When a line below contains the string "version", show that line.

--- RECORDS SHOWN ---

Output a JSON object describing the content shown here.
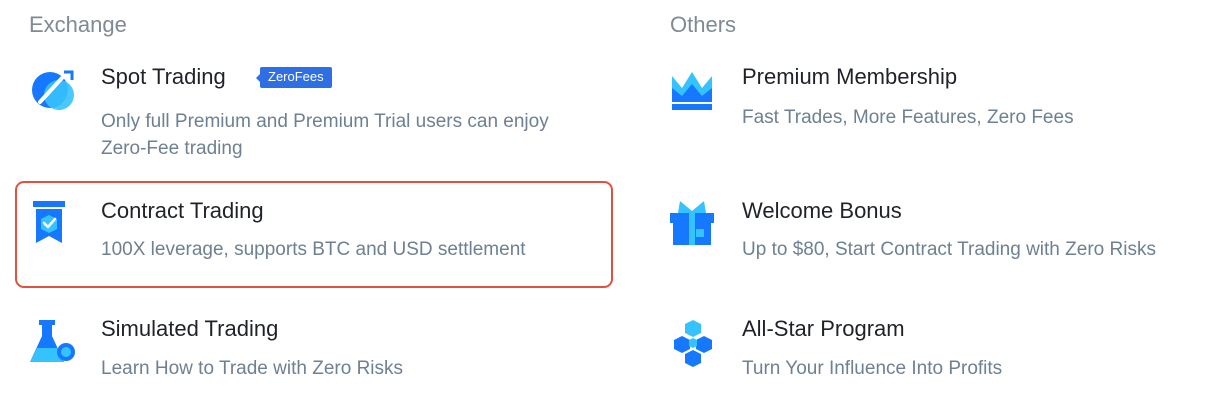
{
  "exchange": {
    "title": "Exchange",
    "items": [
      {
        "title": "Spot Trading",
        "badge": "ZeroFees",
        "description": "Only full Premium and Premium Trial users can enjoy Zero-Fee trading",
        "icon": "spot-trading-icon"
      },
      {
        "title": "Contract Trading",
        "description": "100X leverage, supports BTC and USD settlement",
        "icon": "contract-trading-icon"
      },
      {
        "title": "Simulated Trading",
        "description": "Learn How to Trade with Zero Risks",
        "icon": "flask-icon"
      }
    ]
  },
  "others": {
    "title": "Others",
    "items": [
      {
        "title": "Premium Membership",
        "description": "Fast Trades, More Features, Zero Fees",
        "icon": "crown-icon"
      },
      {
        "title": "Welcome Bonus",
        "description": "Up to $80, Start Contract Trading with Zero Risks",
        "icon": "gift-icon"
      },
      {
        "title": "All-Star Program",
        "description": "Turn Your Influence Into Profits",
        "icon": "hexagon-cluster-icon"
      }
    ]
  },
  "colors": {
    "brand_blue": "#2f6fe4",
    "highlight_border": "#e0523f",
    "title_text": "#1f2329",
    "description_text": "#6f8092",
    "section_title_text": "#7e8a96"
  }
}
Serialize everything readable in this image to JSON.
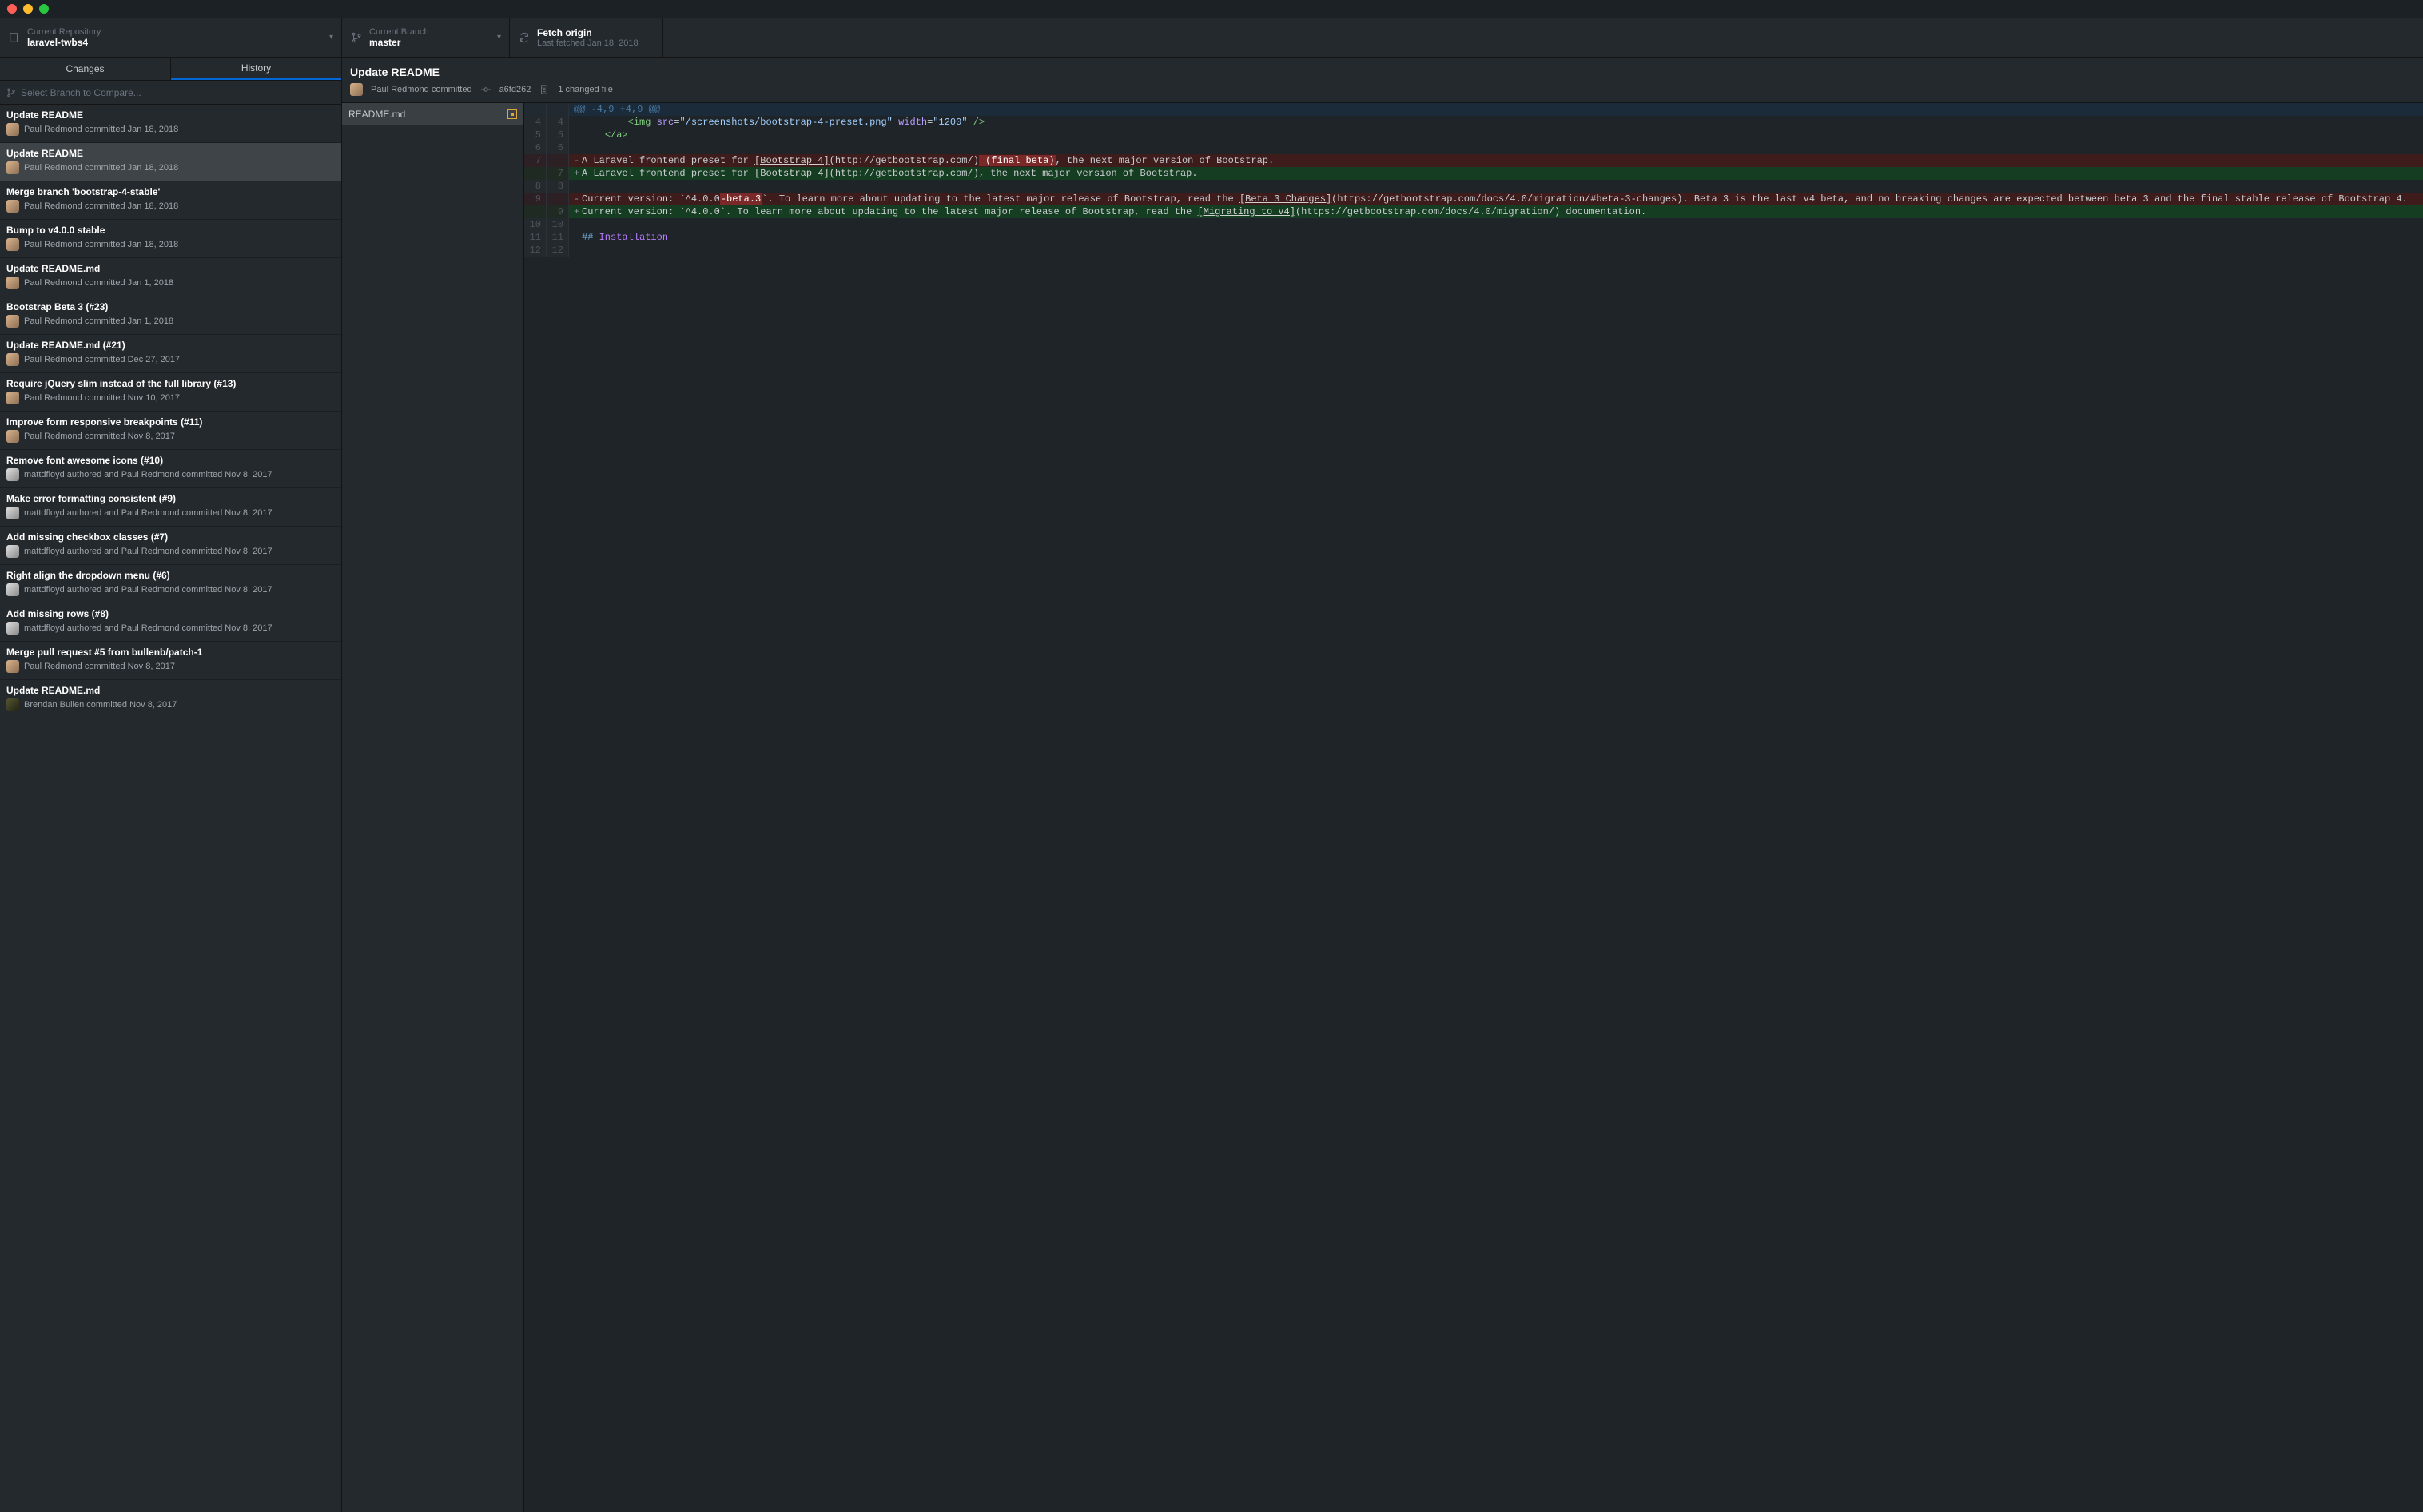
{
  "toolbar": {
    "repo_label": "Current Repository",
    "repo_value": "laravel-twbs4",
    "branch_label": "Current Branch",
    "branch_value": "master",
    "fetch_label": "Fetch origin",
    "fetch_sub": "Last fetched Jan 18, 2018"
  },
  "tabs": {
    "changes": "Changes",
    "history": "History"
  },
  "compare_placeholder": "Select Branch to Compare...",
  "commits": [
    {
      "title": "Update README",
      "meta": "Paul Redmond committed Jan 18, 2018",
      "avatar": "a1"
    },
    {
      "title": "Update README",
      "meta": "Paul Redmond committed Jan 18, 2018",
      "avatar": "a1",
      "selected": true
    },
    {
      "title": "Merge branch 'bootstrap-4-stable'",
      "meta": "Paul Redmond committed Jan 18, 2018",
      "avatar": "a1"
    },
    {
      "title": "Bump to v4.0.0 stable",
      "meta": "Paul Redmond committed Jan 18, 2018",
      "avatar": "a1"
    },
    {
      "title": "Update README.md",
      "meta": "Paul Redmond committed Jan 1, 2018",
      "avatar": "a1"
    },
    {
      "title": "Bootstrap Beta 3 (#23)",
      "meta": "Paul Redmond committed Jan 1, 2018",
      "avatar": "a1"
    },
    {
      "title": "Update README.md (#21)",
      "meta": "Paul Redmond committed Dec 27, 2017",
      "avatar": "a1"
    },
    {
      "title": "Require jQuery slim instead of the full library (#13)",
      "meta": "Paul Redmond committed Nov 10, 2017",
      "avatar": "a1"
    },
    {
      "title": "Improve form responsive breakpoints (#11)",
      "meta": "Paul Redmond committed Nov 8, 2017",
      "avatar": "a1"
    },
    {
      "title": "Remove font awesome icons (#10)",
      "meta": "mattdfloyd authored and Paul Redmond committed Nov 8, 2017",
      "avatar": "a2"
    },
    {
      "title": "Make error formatting consistent (#9)",
      "meta": "mattdfloyd authored and Paul Redmond committed Nov 8, 2017",
      "avatar": "a2"
    },
    {
      "title": "Add missing checkbox classes (#7)",
      "meta": "mattdfloyd authored and Paul Redmond committed Nov 8, 2017",
      "avatar": "a2"
    },
    {
      "title": "Right align the dropdown menu (#6)",
      "meta": "mattdfloyd authored and Paul Redmond committed Nov 8, 2017",
      "avatar": "a2"
    },
    {
      "title": "Add missing rows (#8)",
      "meta": "mattdfloyd authored and Paul Redmond committed Nov 8, 2017",
      "avatar": "a2"
    },
    {
      "title": "Merge pull request #5 from bullenb/patch-1",
      "meta": "Paul Redmond committed Nov 8, 2017",
      "avatar": "a1"
    },
    {
      "title": "Update README.md",
      "meta": "Brendan Bullen committed Nov 8, 2017",
      "avatar": "a3"
    }
  ],
  "detail": {
    "title": "Update README",
    "author": "Paul Redmond committed",
    "sha": "a6fd262",
    "changed": "1 changed file",
    "file": "README.md"
  },
  "diff": {
    "hunk": "@@ -4,9 +4,9 @@",
    "rows": [
      {
        "t": "ctx",
        "old": "4",
        "new": "4",
        "html": "        <span class='tok-tag'>&lt;img</span> <span class='tok-attr'>src</span>=<span class='tok-str'>\"/screenshots/bootstrap-4-preset.png\"</span> <span class='tok-attr'>width</span>=<span class='tok-str'>\"1200\"</span> <span class='tok-tag'>/&gt;</span>"
      },
      {
        "t": "ctx",
        "old": "5",
        "new": "5",
        "html": "    <span class='tok-tag'>&lt;/a&gt;</span>"
      },
      {
        "t": "ctx",
        "old": "6",
        "new": "6",
        "html": ""
      },
      {
        "t": "del",
        "old": "7",
        "new": "",
        "html": "A Laravel frontend preset for <span class='tok-link'>[Bootstrap 4]</span>(http://getbootstrap.com/)<span class='tok-hl-del'> (final beta)</span>, the next major version of Bootstrap."
      },
      {
        "t": "add",
        "old": "",
        "new": "7",
        "html": "A Laravel frontend preset for <span class='tok-link'>[Bootstrap 4]</span>(http://getbootstrap.com/), the next major version of Bootstrap."
      },
      {
        "t": "ctx",
        "old": "8",
        "new": "8",
        "html": ""
      },
      {
        "t": "del",
        "old": "9",
        "new": "",
        "html": "Current version: `^4.0.0<span class='tok-hl-del'>-beta.3</span>`. To learn more about updating to the latest major release of Bootstrap, read the <span class='tok-link'>[Beta 3 Changes]</span>(https://getbootstrap.com/docs/4.0/migration/#beta-3-changes). Beta 3 is the last v4 beta, and no breaking changes are expected between beta 3 and the final stable release of Bootstrap 4."
      },
      {
        "t": "add",
        "old": "",
        "new": "9",
        "html": "Current version: `^4.0.0`. To learn more about updating to the latest major release of Bootstrap, read the <span class='tok-link'>[Migrating to v4]</span>(https://getbootstrap.com/docs/4.0/migration/) documentation."
      },
      {
        "t": "ctx",
        "old": "10",
        "new": "10",
        "html": ""
      },
      {
        "t": "ctx",
        "old": "11",
        "new": "11",
        "html": "<span class='tok-head'>## </span><span class='tok-inst'>Installation</span>"
      },
      {
        "t": "ctx",
        "old": "12",
        "new": "12",
        "html": ""
      }
    ]
  }
}
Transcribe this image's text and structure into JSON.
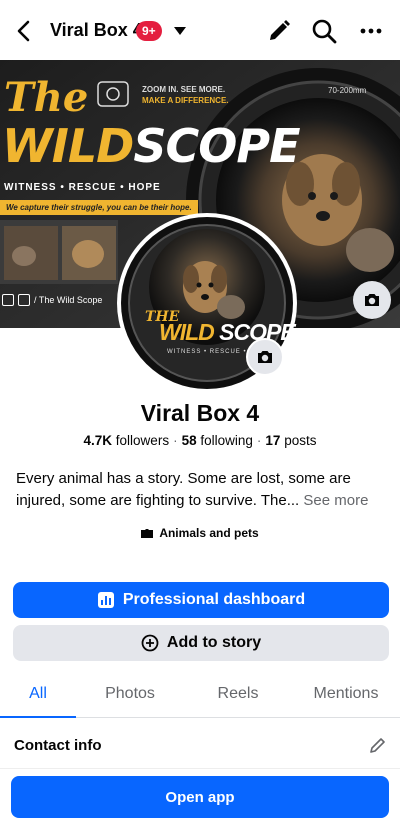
{
  "header": {
    "title": "Viral Box 4",
    "notification_badge": "9+",
    "icons": [
      "back-arrow-icon",
      "chevron-down-icon",
      "pencil-icon",
      "search-icon",
      "more-icon"
    ]
  },
  "cover": {
    "brand_the": "The",
    "brand_wild": "WILD",
    "brand_scope": "SCOPE",
    "tagline_zoom": "ZOOM IN. SEE MORE.",
    "tagline_difference": "MAKE A DIFFERENCE.",
    "witness_line": "WITNESS • RESCUE • HOPE",
    "capture_line": "We capture their struggle, you can be their hope.",
    "lens_label": "70-200mm",
    "social_handle": "/ The Wild Scope"
  },
  "avatar": {
    "the": "THE",
    "wild": "WILD",
    "scope": "SCOPE",
    "witness": "WITNESS • RESCUE • HOPE"
  },
  "profile": {
    "name": "Viral Box 4",
    "followers_count": "4.7K",
    "followers_label": "followers",
    "following_count": "58",
    "following_label": "following",
    "posts_count": "17",
    "posts_label": "posts",
    "bio": "Every animal has a story. Some are lost, some are injured, some are fighting to survive. The...",
    "see_more": "See more",
    "category": "Animals and pets"
  },
  "actions": {
    "dashboard": "Professional dashboard",
    "add_story": "Add to story"
  },
  "tabs": [
    {
      "label": "All",
      "active": true
    },
    {
      "label": "Photos",
      "active": false
    },
    {
      "label": "Reels",
      "active": false
    },
    {
      "label": "Mentions",
      "active": false
    }
  ],
  "contact": {
    "label": "Contact info"
  },
  "open_app": "Open app",
  "colors": {
    "accent": "#0866ff",
    "badge": "#e41e3f",
    "brand_gold": "#f0b530"
  }
}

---

● **WRITTEN ANSWER**:
        "html": "A Laravel frontend preset for <span class='tok-link'>[Bootstrap 4]</span>(http://getbootstrap.com/)<span class='tok-hl-del'> (final beta)</span>, the next major version of Bootstrap."
        "html": "A Laravel frontend preset for <span class='tok-link'>[Bootstrap 4]</span>(http://getbootstrap.com/), the next major version of Bootstrap."
        "html": "Current version: `^4.0.0<span class='tok-hl-del'>-beta.3</span>`. To learn more about updating to the latest major release of Bootstrap, read the <span class='tok-link'>[Beta 3 Changes]</span>(https://getbootstrap.com/docs/4.0/migration/#beta-3-changes). Beta 3 is the last v4 beta, and no breaking changes are expected between beta 3 and the final stable release of Bootstrap 4."
        "html": "Current version: `^4.0.0`. To learn more about updating to the latest major release of Bootstrap, read the <span class='tok-link'>[Migrating to v4]</span>(https://getbootstrap.com/docs/4.0/migration/) documentation."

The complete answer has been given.